Are you in the habit of bearing witness to what you have seen and heard as you go about your daily business? Describe how you do this.
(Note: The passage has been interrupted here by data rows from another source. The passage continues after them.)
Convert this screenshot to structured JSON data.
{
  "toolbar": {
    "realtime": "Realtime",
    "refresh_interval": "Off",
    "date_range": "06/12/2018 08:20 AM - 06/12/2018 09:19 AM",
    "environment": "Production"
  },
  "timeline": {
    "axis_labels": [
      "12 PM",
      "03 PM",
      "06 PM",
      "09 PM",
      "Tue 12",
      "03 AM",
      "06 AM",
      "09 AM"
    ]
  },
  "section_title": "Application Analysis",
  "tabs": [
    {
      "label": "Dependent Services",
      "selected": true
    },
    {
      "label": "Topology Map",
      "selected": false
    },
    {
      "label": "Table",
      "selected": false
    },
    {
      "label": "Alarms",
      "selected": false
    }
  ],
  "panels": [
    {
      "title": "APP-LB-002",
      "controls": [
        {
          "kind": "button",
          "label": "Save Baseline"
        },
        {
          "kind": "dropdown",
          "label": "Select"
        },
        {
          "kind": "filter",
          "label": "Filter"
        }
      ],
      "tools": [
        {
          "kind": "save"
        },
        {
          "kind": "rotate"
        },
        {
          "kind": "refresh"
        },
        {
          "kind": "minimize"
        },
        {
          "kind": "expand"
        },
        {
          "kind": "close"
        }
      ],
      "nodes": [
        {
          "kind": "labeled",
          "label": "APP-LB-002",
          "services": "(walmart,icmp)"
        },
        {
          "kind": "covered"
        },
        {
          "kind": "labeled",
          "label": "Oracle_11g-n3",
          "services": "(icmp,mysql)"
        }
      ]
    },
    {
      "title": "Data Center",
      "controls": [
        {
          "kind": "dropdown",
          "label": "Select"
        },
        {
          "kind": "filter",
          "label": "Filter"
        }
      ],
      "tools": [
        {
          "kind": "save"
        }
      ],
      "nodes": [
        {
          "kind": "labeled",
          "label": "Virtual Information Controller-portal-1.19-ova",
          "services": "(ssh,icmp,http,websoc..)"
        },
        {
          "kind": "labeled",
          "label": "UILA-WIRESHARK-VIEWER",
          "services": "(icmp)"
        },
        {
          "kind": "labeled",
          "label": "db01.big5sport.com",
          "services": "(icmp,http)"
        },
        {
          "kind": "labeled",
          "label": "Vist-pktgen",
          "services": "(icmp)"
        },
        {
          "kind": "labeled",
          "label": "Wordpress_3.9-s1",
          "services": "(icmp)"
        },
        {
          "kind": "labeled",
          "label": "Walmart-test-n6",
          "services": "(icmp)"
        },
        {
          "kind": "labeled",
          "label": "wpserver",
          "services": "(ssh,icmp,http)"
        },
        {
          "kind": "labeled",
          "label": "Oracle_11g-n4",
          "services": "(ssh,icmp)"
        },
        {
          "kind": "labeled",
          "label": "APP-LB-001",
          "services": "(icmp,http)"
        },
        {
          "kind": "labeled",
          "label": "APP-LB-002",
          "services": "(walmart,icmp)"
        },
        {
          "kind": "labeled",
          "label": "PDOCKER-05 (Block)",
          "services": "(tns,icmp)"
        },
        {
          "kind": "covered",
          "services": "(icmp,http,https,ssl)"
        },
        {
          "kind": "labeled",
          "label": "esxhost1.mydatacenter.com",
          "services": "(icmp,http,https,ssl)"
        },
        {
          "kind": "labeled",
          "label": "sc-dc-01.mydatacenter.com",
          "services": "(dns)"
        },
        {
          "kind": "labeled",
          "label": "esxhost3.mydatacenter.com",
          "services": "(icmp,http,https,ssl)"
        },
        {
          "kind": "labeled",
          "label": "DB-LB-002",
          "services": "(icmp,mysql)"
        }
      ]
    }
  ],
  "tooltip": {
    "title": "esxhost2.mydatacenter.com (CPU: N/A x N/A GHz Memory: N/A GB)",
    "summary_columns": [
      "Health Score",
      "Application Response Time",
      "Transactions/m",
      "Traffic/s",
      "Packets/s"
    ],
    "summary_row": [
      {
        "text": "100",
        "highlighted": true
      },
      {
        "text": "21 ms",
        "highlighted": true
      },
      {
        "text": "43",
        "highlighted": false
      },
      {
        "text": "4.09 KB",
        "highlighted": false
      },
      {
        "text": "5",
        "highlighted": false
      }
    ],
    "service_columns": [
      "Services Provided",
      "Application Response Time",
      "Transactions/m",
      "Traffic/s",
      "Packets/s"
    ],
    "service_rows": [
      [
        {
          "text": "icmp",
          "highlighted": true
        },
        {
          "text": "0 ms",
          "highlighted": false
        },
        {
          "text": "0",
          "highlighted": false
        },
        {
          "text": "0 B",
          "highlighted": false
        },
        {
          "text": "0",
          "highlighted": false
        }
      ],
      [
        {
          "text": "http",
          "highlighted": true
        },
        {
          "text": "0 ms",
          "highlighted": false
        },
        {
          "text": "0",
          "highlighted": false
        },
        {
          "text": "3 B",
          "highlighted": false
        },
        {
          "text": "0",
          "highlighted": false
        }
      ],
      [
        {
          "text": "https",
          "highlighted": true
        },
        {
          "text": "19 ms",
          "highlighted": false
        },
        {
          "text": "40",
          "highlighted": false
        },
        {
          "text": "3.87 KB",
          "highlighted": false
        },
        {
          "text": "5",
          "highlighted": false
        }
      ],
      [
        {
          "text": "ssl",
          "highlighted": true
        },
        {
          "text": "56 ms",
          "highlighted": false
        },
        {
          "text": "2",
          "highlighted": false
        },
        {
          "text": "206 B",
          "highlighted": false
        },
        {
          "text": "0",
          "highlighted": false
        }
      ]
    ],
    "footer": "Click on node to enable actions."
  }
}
The process of expansion from one to one-on-one to a few is always personal. Relational growth always begins from the center of the diagram, with our Father and Jesus. Your fellowship must first of all be with our Lord, then with others whom He provides for mutual strengthening and encouragement. Every extension of commitment to other people as you move toward the outer rings is based on a network of personal relationships—someone caring for you as you express care for them.
Your trust in Jesus will be strengthened only as you abide in caring relationships and experience His love that you already know by faith through connectedness with others. As the fullness of God’s love grows in you, you’re able to share the vitality of your faith with those who have yet to encounter Jesus.
Through the intimacy of relationships in your family and in your circle of load-bearers in your home fellowship family, your awareness of the Holy Spirit’s work in you grows. The Spirit continues to fill you to be God’s vessel of blessing to others as you manifest His gifts. In that way you’re able to truly appreciate the power of belonging to a body in which everyone does his part. Equipped and empowered, you can then fulfill His commission to you and to all believers: to make disciples of all nations.

“‘For I know the plans I have for you,’ declares the Lord, ‘plans to prosper you and not to harm you, plans to give you hope and a future. Then you will call upon me and come and pray to me, and I will listen to you.
You will seek me and find me when you seek me with all your heart.
I will be found by you,’ declares the Lord, ‘and will bring you back from captivity.
I will gather you from all the nations and places where I have banished you,’ declares the Lord, ‘and will bring you back to the place from which I carried you into exile’” 
(Jeremiah 29:11-14).

Jeremiah’s prophecy reminds us of the command our Lord gave us after our return from Israel in March, 1994: “Free the captives.” God plans to prosper His people in their pilgrimage toward increasing Christ-likeness and to display His glory among them. This will happen when followers of Jesus have the courage to forsake whatever hinders them and wholeheartedly seek Him with a faith empowered by His Spirit and nourished by His Word.
Through apperceiving God’s Word (returning to the original intent of the biblical writers), the Lessons which follow contain practical suggestions to acquire the powerful, cooperative faith of the early Church—a spiritual family built upon a Hebraic understanding of the Bible.
The priorities of our Father and Jesus, marriage and family, and home fellowship family are essential to His restoration. His people must seek the rhema of the Holy Spirit as did the early Church for specific guidance and direction to restore these relationships as a way of life today.